I'd agree with Emma's comment on page 1. Mark your ballot paper however you like, but if you want a real message to be heard then get out and say it. Tell people. Tell MPs. Tell Ministers. Tell media. Otherwise the "message" of a spoiled ballot paper will only be regurgitated by those with a pre-existing agenda, as they see fit. Ballot papers are inanimate objects disassociated from those who marked them. They're sealed away in a place where they can't be re-opened, by law, before being destroyed, except for strictly defined reasons. Even if you wrote your reason on it, ballot papers won't argue back when their meaning is mis-represented.
If, during the count, your most preferred choice gets ruled out (by being least popular after counting first preferences), your vote is transferred to your second choice. Then, if your second choice remains least popular, your vote is transferred to your third. Then your fourth. Then your fifth. Eventually one of the options is left, and everyone's voted for it.
In practice, counting stops once an option hits 50% and it can't be overtaken.
Preferential voting tends to make sure that a less popular option won't be elected as a consequence of a larger number of voters having their votes split between two similar options. If 60% of people wanted "a fern option" but split their first preferences 20/20/20, and meanwhile 30% wanted hypnoflag, then as long as those 60% ranked the three ferns first then we'd end up with the fern option which that 60% wanted most, instead of getting a hypnoflag which fewer people wanted.

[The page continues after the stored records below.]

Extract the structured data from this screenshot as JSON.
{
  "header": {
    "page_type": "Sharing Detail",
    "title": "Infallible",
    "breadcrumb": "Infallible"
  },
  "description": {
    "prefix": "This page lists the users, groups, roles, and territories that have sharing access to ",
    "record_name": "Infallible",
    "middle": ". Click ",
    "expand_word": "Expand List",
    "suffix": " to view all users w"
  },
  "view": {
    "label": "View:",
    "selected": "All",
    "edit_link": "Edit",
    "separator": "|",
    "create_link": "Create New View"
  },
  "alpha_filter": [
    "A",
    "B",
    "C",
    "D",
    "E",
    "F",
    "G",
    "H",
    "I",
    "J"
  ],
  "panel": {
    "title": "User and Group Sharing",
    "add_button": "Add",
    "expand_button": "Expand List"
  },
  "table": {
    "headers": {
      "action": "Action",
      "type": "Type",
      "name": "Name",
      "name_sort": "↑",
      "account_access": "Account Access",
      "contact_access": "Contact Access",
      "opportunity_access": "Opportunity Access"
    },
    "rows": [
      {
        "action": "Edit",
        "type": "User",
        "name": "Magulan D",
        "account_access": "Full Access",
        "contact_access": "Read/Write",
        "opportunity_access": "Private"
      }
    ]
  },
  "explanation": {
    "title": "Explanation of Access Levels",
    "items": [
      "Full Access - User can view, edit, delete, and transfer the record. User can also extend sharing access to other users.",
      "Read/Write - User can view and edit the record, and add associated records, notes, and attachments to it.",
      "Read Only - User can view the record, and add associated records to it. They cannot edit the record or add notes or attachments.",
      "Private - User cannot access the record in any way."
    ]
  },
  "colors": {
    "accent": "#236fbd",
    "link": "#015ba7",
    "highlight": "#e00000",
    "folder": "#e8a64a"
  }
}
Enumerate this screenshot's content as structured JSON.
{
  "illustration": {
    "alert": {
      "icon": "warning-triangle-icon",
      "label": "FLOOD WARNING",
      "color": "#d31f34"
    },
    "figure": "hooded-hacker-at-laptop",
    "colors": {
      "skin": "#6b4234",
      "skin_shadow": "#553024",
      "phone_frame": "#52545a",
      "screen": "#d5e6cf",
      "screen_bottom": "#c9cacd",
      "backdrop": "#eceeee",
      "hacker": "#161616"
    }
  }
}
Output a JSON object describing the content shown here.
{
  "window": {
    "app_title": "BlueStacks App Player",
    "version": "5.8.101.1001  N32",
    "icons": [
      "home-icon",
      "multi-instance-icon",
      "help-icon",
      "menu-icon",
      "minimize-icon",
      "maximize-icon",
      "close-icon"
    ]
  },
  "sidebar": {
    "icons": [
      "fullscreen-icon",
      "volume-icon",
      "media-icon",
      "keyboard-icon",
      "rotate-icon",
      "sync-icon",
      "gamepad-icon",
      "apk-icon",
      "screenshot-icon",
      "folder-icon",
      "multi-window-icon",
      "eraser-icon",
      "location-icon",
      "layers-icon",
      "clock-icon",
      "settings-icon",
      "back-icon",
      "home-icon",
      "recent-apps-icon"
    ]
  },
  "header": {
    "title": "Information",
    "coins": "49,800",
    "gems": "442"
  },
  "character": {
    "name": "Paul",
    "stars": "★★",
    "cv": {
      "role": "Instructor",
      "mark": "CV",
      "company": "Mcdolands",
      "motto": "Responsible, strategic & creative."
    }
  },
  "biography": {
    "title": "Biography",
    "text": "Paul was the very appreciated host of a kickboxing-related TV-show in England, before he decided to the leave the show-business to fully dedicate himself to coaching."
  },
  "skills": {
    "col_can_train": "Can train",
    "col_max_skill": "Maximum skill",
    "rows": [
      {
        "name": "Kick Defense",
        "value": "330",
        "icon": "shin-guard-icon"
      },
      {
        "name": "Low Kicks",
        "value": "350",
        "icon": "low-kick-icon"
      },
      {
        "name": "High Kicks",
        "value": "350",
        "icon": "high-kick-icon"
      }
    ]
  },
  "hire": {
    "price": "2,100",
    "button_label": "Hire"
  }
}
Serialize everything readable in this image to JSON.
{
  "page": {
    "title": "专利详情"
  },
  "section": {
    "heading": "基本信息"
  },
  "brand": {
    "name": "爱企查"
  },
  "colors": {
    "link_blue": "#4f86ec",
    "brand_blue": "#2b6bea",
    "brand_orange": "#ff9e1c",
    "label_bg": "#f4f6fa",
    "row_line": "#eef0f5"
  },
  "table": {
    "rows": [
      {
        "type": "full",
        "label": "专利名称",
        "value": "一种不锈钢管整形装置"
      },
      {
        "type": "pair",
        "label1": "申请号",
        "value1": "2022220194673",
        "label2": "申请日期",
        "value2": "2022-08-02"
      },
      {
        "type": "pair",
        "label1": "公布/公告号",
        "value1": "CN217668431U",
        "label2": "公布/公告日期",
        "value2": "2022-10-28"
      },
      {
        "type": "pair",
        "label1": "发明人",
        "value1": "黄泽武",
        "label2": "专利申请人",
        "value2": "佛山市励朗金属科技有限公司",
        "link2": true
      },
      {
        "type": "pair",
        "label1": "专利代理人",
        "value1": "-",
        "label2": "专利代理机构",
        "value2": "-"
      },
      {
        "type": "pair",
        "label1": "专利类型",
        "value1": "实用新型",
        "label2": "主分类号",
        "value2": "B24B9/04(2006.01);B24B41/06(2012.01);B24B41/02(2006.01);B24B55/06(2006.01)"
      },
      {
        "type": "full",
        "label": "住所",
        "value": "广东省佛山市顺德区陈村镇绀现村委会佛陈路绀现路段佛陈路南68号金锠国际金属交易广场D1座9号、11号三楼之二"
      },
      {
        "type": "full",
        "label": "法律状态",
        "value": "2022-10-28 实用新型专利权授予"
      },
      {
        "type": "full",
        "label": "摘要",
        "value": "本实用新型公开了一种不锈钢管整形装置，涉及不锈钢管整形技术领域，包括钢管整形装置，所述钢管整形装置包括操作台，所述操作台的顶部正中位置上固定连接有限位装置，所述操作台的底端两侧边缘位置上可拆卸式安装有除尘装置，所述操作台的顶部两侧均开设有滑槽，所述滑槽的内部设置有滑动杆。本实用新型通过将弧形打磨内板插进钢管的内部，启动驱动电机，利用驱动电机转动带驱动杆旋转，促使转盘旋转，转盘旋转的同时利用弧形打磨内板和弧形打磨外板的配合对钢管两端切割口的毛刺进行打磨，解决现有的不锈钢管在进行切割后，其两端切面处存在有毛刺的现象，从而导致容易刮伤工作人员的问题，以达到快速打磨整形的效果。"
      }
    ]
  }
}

This, however, doesn't validate the mechanism by which everyone's choice was restricted or why we're doing this at all. That's really a question for the government.
I think preferential voting would be a much fairer way to vote for MPs in electorates. It'd mean candidates disliked by a majority of voters couldn't so easily win as a consequence of votes being split against similar people running against them. Parties wouldn't have to do dumb things like telling their supporters to vote for someone else so as to avoid an even less preferred option. But it comes with the cost of fewer people understanding and trusting how the counting works, and that's also quite an important thing to consider.
Having the right to see the reports in advance is reasonably standard, though not uncontroversial. Veto power over publication is not.
Hypothetically, what would happen if Police attempted to veto someone's publication, but they went ahead and published anyway?
Would Police have much of a show in court if the information was, indeed, deemed discoverable under the OIA? Can a court, if given reason to do so, declare an agreement like this illegal across the board?
Not to suggest that it should be necessary to challenge this type of thing in such a way to begin with, of course.
My first thought on seeing this was that it's really tiresome to see MSM even bothering to pay attention to these inconsequential attention-seeking sideshows (or at least that's how they seem to me). Sadly there's still a chance Colin Craig could return at the next election, even without publicity like this to remind everyone he exists. It'd be a shame if there wasn't much of a public record of these weirdisms if and when he does.